Kerala govt to form 'grievance redressal cells' to prevent suicide cases in universities
Following the suicide case of Shraddha Satheesh of Amal Jyothi College of Engineering, the Kerala government has decided to set up 'grievance redressal cells'. The students in colleges and universities in Kerala escalated protests alleging harassment from teachers which led to the death of Shraddha.
The Kerala government announced the creation of "grievance redressal cells" on Thursday to investigate complaints made by students in colleges and universities in the state following the escalation of protests over the alleged suicide of an engineering student from a private college in the Kottayam district.
On June 2, Shraddha, a second-year student, was found hanging in her hostel room. In the name of internal tests, students claimed that certain lecturers were bullying them.

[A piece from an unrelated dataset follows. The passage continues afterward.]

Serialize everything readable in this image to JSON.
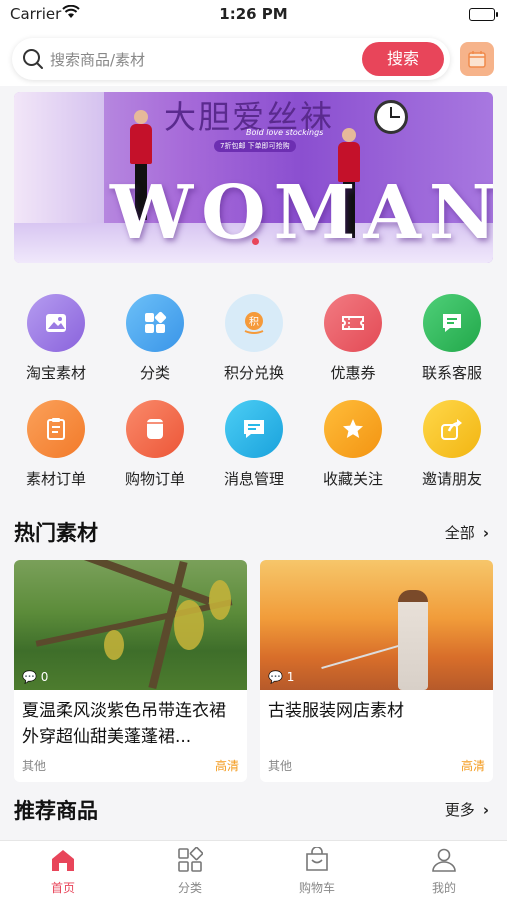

The college administration, however, denied the accusations and claimed they had no idea why the student had committed the offense.
Students' Federation of India (SFI) and KSU, two student organisations, launched separate protest marches to the private engineering college in Kanjirappally in reaction to the student's suicide.
Principals of colleges and department heads of universities, respectively, would serve as the panel's chairs.
The new committee will also include representatives from student unions, nominees from the Parent Teachers' Association (PTA), and representatives from the university syndicate, according to Higher Education Minister R Bindu, who made the announcement during a press conference.
“Seven members will be the quorum of the meetings of the grievance redressal cell and the chairpersons have the moral responsibility to implement the decisions taken by the majority members,” the minister said.
Noting that the panel's authority had been established, she said students may turn to it for help with a variety of problems, such as the refusal of diplomas for no good reason, the charging of excessive fees, complaints about exams, and division on the basis of caste, religion, or sex.
Anyone may provide evidence of any form of physical or psychological abuse they have experienced at a college or university from administrators, instructors, other staff members, or fellow students.
The minister advised students to go to the grievance redressal cell with their complaints if they felt they had not received justice from the forums already in place at their particular universities.